  7. Sebastian says:

    A right my preexist government, but if the government doesn’t recognize it as a right, it’s an interesting philosophical construct, and that’s about it. I agree that the right to keep and bear arms is not created by government, but the Second Amendment is created by, and in theory binds government, and prevents it from interfering with that right. Of course, that’s just a theory if the courts aren’t willing to enforce that limitation on governmental power, or minimize the limitation to a triviality.

  8. Andrew says:

    RuffRidr Said

    Thanks for pointing out it was in the voices section.

    As a Okie raised in Sioux Falls, and proud of that, with numerous family still there, I immediately called one of my 4 brothers (didn’t call the one sister still living in Sioux Falls, because I think she is a libtard), and told him to respond strongly.

    The problem is, we are losing the votes of the sheeple living in big cities. something about living in a close environment with a bunch of other people, of which a certain percentage are friggin nuts, that makes people cower down and accept servitude to the criminal element.

    Not gonna happen where I live. Oh Lord, please let me be right!!!!!

  9. Arnie says:

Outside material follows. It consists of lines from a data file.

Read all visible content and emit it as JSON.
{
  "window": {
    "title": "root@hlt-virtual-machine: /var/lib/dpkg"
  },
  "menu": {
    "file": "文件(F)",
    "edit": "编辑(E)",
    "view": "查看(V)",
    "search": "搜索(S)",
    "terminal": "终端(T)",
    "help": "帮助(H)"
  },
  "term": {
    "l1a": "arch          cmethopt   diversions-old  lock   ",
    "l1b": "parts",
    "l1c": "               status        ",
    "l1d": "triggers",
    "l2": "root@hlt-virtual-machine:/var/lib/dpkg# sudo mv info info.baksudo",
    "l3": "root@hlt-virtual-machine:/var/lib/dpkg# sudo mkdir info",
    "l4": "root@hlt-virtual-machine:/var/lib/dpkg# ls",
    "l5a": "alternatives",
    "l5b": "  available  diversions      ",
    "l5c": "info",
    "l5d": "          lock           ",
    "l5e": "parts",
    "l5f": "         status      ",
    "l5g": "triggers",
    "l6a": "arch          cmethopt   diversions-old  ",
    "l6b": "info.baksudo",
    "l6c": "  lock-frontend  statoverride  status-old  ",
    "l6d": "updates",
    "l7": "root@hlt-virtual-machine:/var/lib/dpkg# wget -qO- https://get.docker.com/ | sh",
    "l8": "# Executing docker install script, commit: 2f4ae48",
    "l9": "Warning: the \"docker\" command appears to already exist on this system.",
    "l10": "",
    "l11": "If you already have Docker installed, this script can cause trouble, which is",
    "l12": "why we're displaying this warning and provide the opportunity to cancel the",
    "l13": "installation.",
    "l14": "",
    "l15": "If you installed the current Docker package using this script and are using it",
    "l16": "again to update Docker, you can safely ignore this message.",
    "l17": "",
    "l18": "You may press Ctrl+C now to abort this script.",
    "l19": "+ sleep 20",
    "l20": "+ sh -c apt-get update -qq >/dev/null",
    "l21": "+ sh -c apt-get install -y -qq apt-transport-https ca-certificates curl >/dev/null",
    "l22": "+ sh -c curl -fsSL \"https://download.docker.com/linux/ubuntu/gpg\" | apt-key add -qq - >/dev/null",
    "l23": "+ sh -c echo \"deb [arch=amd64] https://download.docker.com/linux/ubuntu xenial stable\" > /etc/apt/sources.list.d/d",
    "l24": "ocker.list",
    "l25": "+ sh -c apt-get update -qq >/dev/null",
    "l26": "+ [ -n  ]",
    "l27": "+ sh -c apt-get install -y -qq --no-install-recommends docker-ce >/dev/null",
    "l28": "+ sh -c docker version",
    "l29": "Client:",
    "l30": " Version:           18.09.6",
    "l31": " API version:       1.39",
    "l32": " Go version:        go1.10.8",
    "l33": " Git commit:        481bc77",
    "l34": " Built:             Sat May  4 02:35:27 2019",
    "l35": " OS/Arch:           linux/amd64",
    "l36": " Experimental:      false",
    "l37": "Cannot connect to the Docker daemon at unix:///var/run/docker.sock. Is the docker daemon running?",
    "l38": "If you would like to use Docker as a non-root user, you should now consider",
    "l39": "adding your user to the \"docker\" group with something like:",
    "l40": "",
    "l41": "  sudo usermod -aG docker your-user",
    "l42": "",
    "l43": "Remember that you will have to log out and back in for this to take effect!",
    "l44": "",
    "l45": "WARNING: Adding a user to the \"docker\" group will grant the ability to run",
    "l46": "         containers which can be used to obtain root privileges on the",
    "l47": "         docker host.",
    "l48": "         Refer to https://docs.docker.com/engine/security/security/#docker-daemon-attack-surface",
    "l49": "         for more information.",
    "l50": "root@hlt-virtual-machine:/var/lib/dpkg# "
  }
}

    At the risk of sophistry, I should like to expound my previous post. My concern with proclaiming Heller as definitive law on whether the right to arms is individual or collective is that we relinquish to the court an unconstitutional power and authority that the 10th Amendment reserves to us: i.e., to define those rights which are clearly enumerated in the Bill of Rights. If I may be so bold, the government did not create the 2nd Amedment; concerned citizens (mostly anti-federalists) demanded it and prevailed upon James Madison to effect its proposal by Congress for submission to the States whose people then ratified it. Washington called such constitutional amendments the “explicit and authentic acts of the PEOPLE,” not of the government. Jefferson called our unalienable rights “self-evident,” meaning they do not need to be defined or interpreted by the Court or any other branch of government for they are evident to all. The Court’s power is to adjudicate the case before it UNDER the law, not above it, and that includes the rights enumerated in the supreme law. Sebastian asked about the all too real scenario where the government doesn’t recognize the “self-evident” definition of our INDIVIDUAL right to bear arms, or of any right for that matter. In other words, if the government doesn’t acknowledge it, how is that right of any more effect than a blank piece of paper? My only response to that is: what did our forefathers ultimately do when the government of Great Britain refused to recognize the rights and sovereign authorities of the colonies and their citizens as enumerated both in English Law and in the specific colonial Compacts (constitutions) to which the King set his seal? As they did, so must we be prepared to do, to put the teeth back into the true meaning of our enumerated rights. After all, isn’t that what the 2A is for? As Associate Justice of the Supreme Court Joseph Story proclaimed, “The right to bear arms is the palladium (sacred safeguard) of the Bill of Rights.” If the government, including the Courts, does not respect the self-evident scope and meaning of our God-given rights, then we the people must exercise our 2A right to exhort that government to reconsider! Our will rights have real meaning as long as we the people are willing to require their observance by our government. Voting the rascals out is a viable option, but when the rascals have bribed enough welfare bums and “civil employees” to out-vote the tax-burdened patriots of this country such that we CAN’T vote them out, then, perhaps, “an appeal to arms and to the God of hosts is all that is left us (Patrick Henry).” But we had better purchase those arms now before that right gets “redefined” by a new Court that decides to send Heller the way of Plessey vs. Ferguson! Thanks for the platform. – Arnie

top